On a weekend night, the Balboa Peninsula is certain to draw a crowd.

The options for late-night entertainment abound, whether one is looking for a relaxing dinner, live music or a stiff cocktail. Be it Cassidy's Bar & Grill, Mutt Lynch's, the Blue Beet or Blackie's By the Sea, each offers its own unique character but the same underlying product. They are beach-town spots where one can meet others over drinks.

While a "Lemongrass Drop" or "Scofflaw Cocktail" at the Cannery Restaurant might fetch $14, other locations cater to different desires, with drink specials like $3 for a bottle of beer and $5 for well drink during happy hour at the District Lounge, or $7 for a pint of beer and shot of liquor late on Saturdays at the Newport Beach Brewing Co.

On Saturday and Sunday mornings, Baja Sharkeez features a "Bloody Hangover Bar," with build-your-own double-shot bloody Mary's for $7.75 and bottomless coffee for $2, according to its website. Woody's Wharf offers a waterfront champagne brunch.

Other offerings abound at the Beach Ball, Rudy's Pub & Grill and Aurora Mediterranean Bar & Restaurant, or at the Porch Restaurant and Avila's El Ranchito, all within a 10-minute walk from one to another.

"It's a social thing for me," said Larry Edwards, who ranked Woody's Wharf as his favorite. "I like to get out and dance."

Among the restaurants and bars, commercial and residential properties are also woven, said Mario Marovic, who owns Malarky's Irish Pub, established in 1977. He said all need to co-exist.

"I don't define it as the party spot," Marovic said, noting that each location offers a specific product.

Councilman Mike Henn, whose district includes the Peninsula, said he has focused on this need for an understanding between mixed uses as part of an overall effort to improve quality of life.

As examples, Henn noted revitalization plans underway in the Balboa Village and Lido Marina Village areas, in addition to specific projects such as a new hotel proposed in place of the old City Hall and a condominium project up for council approval to be built on Via Lido.

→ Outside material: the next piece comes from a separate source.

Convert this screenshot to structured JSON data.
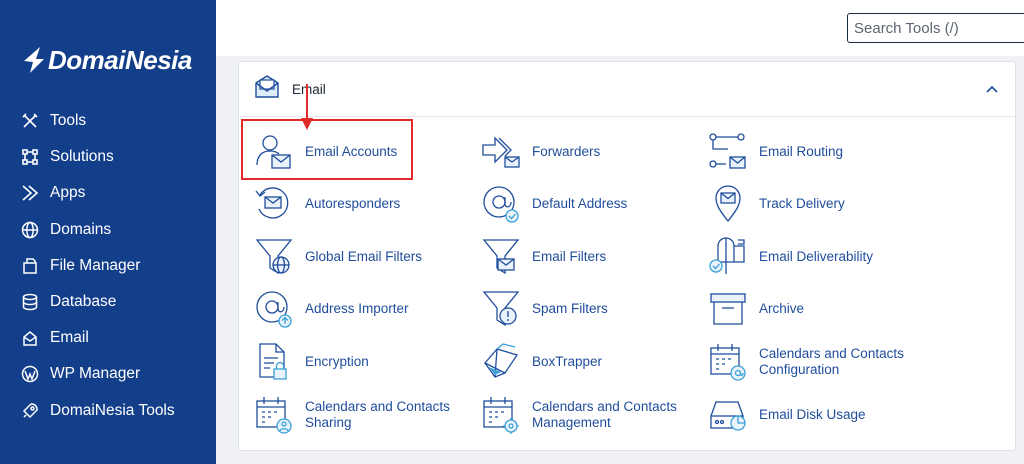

Addressing any problems related to neighborhood bars is just one part of a larger effort, Henn said, noting that bar issues are fact-based and should be treated on a case-by-case basis.